======== DATA FOR ANALYSIS

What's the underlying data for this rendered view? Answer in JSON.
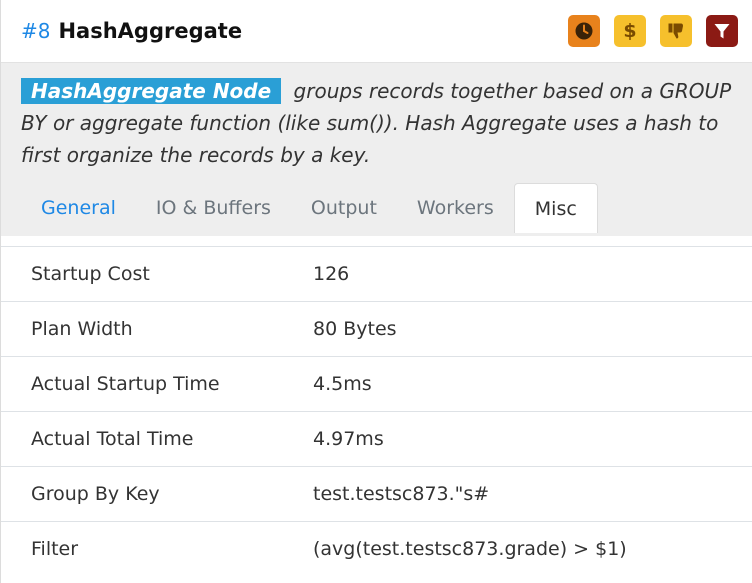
{
  "header": {
    "node_number": "#8",
    "title": "HashAggregate"
  },
  "badges": [
    {
      "name": "clock-icon",
      "color": "#e8821c"
    },
    {
      "name": "dollar-icon",
      "text": "$",
      "color": "#f6c02c"
    },
    {
      "name": "thumbs-down-icon",
      "color": "#f6c02c"
    },
    {
      "name": "filter-icon",
      "color": "#8b1a14"
    }
  ],
  "description": {
    "tag": "HashAggregate Node",
    "text": " groups records together based on a GROUP BY or aggregate function (like sum()). Hash Aggregate uses a hash to first organize the records by a key."
  },
  "tabs": [
    "General",
    "IO & Buffers",
    "Output",
    "Workers",
    "Misc"
  ],
  "active_tab": "Misc",
  "rows": [
    {
      "key": "Startup Cost",
      "value": "126"
    },
    {
      "key": "Plan Width",
      "value": "80 Bytes"
    },
    {
      "key": "Actual Startup Time",
      "value": "4.5ms"
    },
    {
      "key": "Actual Total Time",
      "value": "4.97ms"
    },
    {
      "key": "Group By Key",
      "value": "test.testsc873.\"s#"
    },
    {
      "key": "Filter",
      "value": "(avg(test.testsc873.grade) > $1)"
    }
  ]
}
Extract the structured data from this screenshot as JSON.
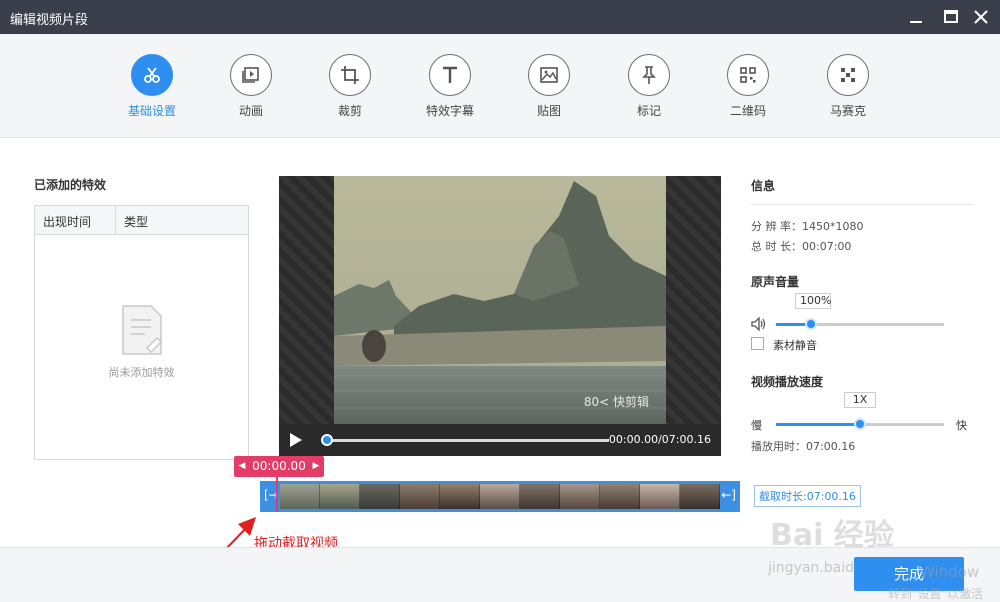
{
  "window": {
    "title": "编辑视频片段"
  },
  "toolbar": {
    "tabs": [
      {
        "label": "基础设置",
        "icon": "scissors-icon",
        "active": true
      },
      {
        "label": "动画",
        "icon": "animation-icon"
      },
      {
        "label": "裁剪",
        "icon": "crop-icon"
      },
      {
        "label": "特效字幕",
        "icon": "text-icon"
      },
      {
        "label": "贴图",
        "icon": "image-icon"
      },
      {
        "label": "标记",
        "icon": "pin-icon"
      },
      {
        "label": "二维码",
        "icon": "qrcode-icon"
      },
      {
        "label": "马赛克",
        "icon": "mosaic-icon"
      }
    ]
  },
  "effects_panel": {
    "title": "已添加的特效",
    "columns": [
      "出现时间",
      "类型"
    ],
    "empty_text": "尚未添加特效"
  },
  "player": {
    "watermark": "80< 快剪辑",
    "time": "00:00.00/07:00.16",
    "progress": 0
  },
  "timeline": {
    "current_time": "00:00.00",
    "cut_duration": "截取时长:07:00.16",
    "annotation": "拖动截取视频"
  },
  "info": {
    "heading": "信息",
    "resolution_label": "分 辨 率：",
    "resolution": "1450*1080",
    "duration_label": "总 时 长：",
    "duration": "00:07:00"
  },
  "volume": {
    "heading": "原声音量",
    "value": "100%",
    "level": 0.21,
    "mute_label": "素材静音"
  },
  "speed": {
    "heading": "视频播放速度",
    "value": "1X",
    "slow_label": "慢",
    "fast_label": "快",
    "level": 0.5,
    "playtime_label": "播放用时：",
    "playtime": "07:00.16"
  },
  "footer": {
    "done_label": "完成",
    "overlay_brand": "Bai 经验",
    "overlay_url": "jingyan.baidu.com",
    "overlay_windows": "Window",
    "overlay_activate": "转到\"设置\"以激活"
  }
}
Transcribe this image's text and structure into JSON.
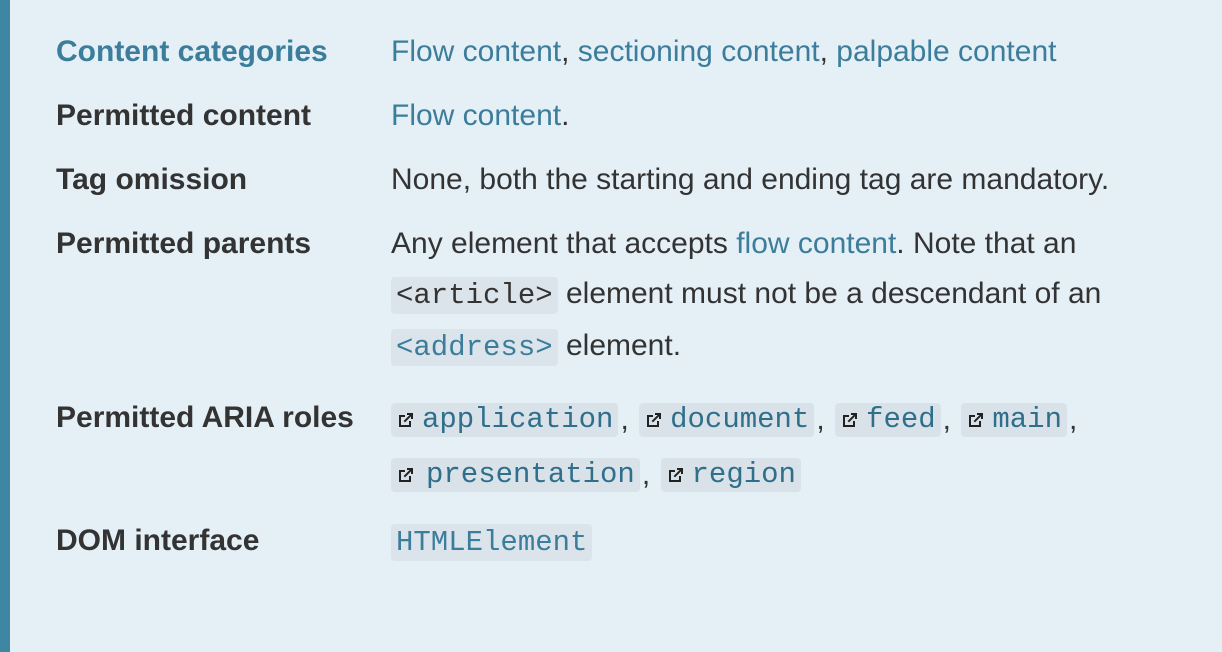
{
  "properties": {
    "content_categories": {
      "label": "Content categories",
      "links": [
        "Flow content",
        "sectioning content",
        "palpable content"
      ],
      "sep": ", "
    },
    "permitted_content": {
      "label": "Permitted content",
      "link": "Flow content",
      "suffix": "."
    },
    "tag_omission": {
      "label": "Tag omission",
      "text": "None, both the starting and ending tag are mandatory."
    },
    "permitted_parents": {
      "label": "Permitted parents",
      "text_before": "Any element that accepts ",
      "link": "flow content",
      "text_after": ". Note that an",
      "code_article": "<article>",
      "text_mid": " element must not be a descendant of an",
      "code_address": "<address>",
      "text_end": " element."
    },
    "permitted_aria_roles": {
      "label": "Permitted ARIA roles",
      "roles": [
        "application",
        "document",
        "feed",
        "main",
        "presentation",
        "region"
      ],
      "sep": ","
    },
    "dom_interface": {
      "label": "DOM interface",
      "value": "HTMLElement"
    }
  },
  "icons": {
    "external_link": "external-link-icon"
  },
  "colors": {
    "accent": "#3b7d9a",
    "sidebar": "#3e87a3",
    "background": "#e4eff6"
  }
}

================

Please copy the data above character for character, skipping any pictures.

What's the underlying data for this rendered view? Answer in JSON.
{
  "header": {
    "node_number": "#8",
    "title": "HashAggregate"
  },
  "badges": [
    {
      "name": "clock-icon",
      "color": "#e8821c"
    },
    {
      "name": "dollar-icon",
      "text": "$",
      "color": "#f6c02c"
    },
    {
      "name": "thumbs-down-icon",
      "color": "#f6c02c"
    },
    {
      "name": "filter-icon",
      "color": "#8b1a14"
    }
  ],
  "description": {
    "tag": "HashAggregate Node",
    "text": " groups records together based on a GROUP BY or aggregate function (like sum()). Hash Aggregate uses a hash to first organize the records by a key."
  },
  "tabs": [
    "General",
    "IO & Buffers",
    "Output",
    "Workers",
    "Misc"
  ],
  "active_tab": "Misc",
  "rows": [
    {
      "key": "Startup Cost",
      "value": "126"
    },
    {
      "key": "Plan Width",
      "value": "80 Bytes"
    },
    {
      "key": "Actual Startup Time",
      "value": "4.5ms"
    },
    {
      "key": "Actual Total Time",
      "value": "4.97ms"
    },
    {
      "key": "Group By Key",
      "value": "test.testsc873.\"s#"
    },
    {
      "key": "Filter",
      "value": "(avg(test.testsc873.grade) > $1)"
    }
  ]
}
Extract the structured data from this screenshot as JSON.
{
  "window": {
    "title": "编辑视频片段"
  },
  "toolbar": {
    "tabs": [
      {
        "label": "基础设置",
        "icon": "scissors-icon",
        "active": true
      },
      {
        "label": "动画",
        "icon": "animation-icon"
      },
      {
        "label": "裁剪",
        "icon": "crop-icon"
      },
      {
        "label": "特效字幕",
        "icon": "text-icon"
      },
      {
        "label": "贴图",
        "icon": "image-icon"
      },
      {
        "label": "标记",
        "icon": "pin-icon"
      },
      {
        "label": "二维码",
        "icon": "qrcode-icon"
      },
      {
        "label": "马赛克",
        "icon": "mosaic-icon"
      }
    ]
  },
  "effects_panel": {
    "title": "已添加的特效",
    "columns": [
      "出现时间",
      "类型"
    ],
    "empty_text": "尚未添加特效"
  },
  "player": {
    "watermark": "80< 快剪辑",
    "time": "00:00.00/07:00.16",
    "progress": 0
  },
  "timeline": {
    "current_time": "00:00.00",
    "cut_duration": "截取时长:07:00.16",
    "annotation": "拖动截取视频"
  },
  "info": {
    "heading": "信息",
    "resolution_label": "分 辨 率：",
    "resolution": "1450*1080",
    "duration_label": "总 时 长：",
    "duration": "00:07:00"
  },
  "volume": {
    "heading": "原声音量",
    "value": "100%",
    "level": 0.21,
    "mute_label": "素材静音"
  },
  "speed": {
    "heading": "视频播放速度",
    "value": "1X",
    "slow_label": "慢",
    "fast_label": "快",
    "level": 0.5,
    "playtime_label": "播放用时：",
    "playtime": "07:00.16"
  },
  "footer": {
    "done_label": "完成",
    "overlay_brand": "Bai 经验",
    "overlay_url": "jingyan.baidu.com",
    "overlay_windows": "Window",
    "overlay_activate": "转到\"设置\"以激活"
  }
}
Transcribe this image's text and structure into JSON.
{
  "properties": {
    "content_categories": {
      "label": "Content categories",
      "links": [
        "Flow content",
        "sectioning content",
        "palpable content"
      ],
      "sep": ", "
    },
    "permitted_content": {
      "label": "Permitted content",
      "link": "Flow content",
      "suffix": "."
    },
    "tag_omission": {
      "label": "Tag omission",
      "text": "None, both the starting and ending tag are mandatory."
    },
    "permitted_parents": {
      "label": "Permitted parents",
      "text_before": "Any element that accepts ",
      "link": "flow content",
      "text_after": ". Note that an",
      "code_article": "<article>",
      "text_mid": " element must not be a descendant of an",
      "code_address": "<address>",
      "text_end": " element."
    },
    "permitted_aria_roles": {
      "label": "Permitted ARIA roles",
      "roles": [
        "application",
        "document",
        "feed",
        "main",
        "presentation",
        "region"
      ],
      "sep": ","
    },
    "dom_interface": {
      "label": "DOM interface",
      "value": "HTMLElement"
    }
  },
  "icons": {
    "external_link": "external-link-icon"
  },
  "colors": {
    "accent": "#3b7d9a",
    "sidebar": "#3e87a3",
    "background": "#e4eff6"
  }
}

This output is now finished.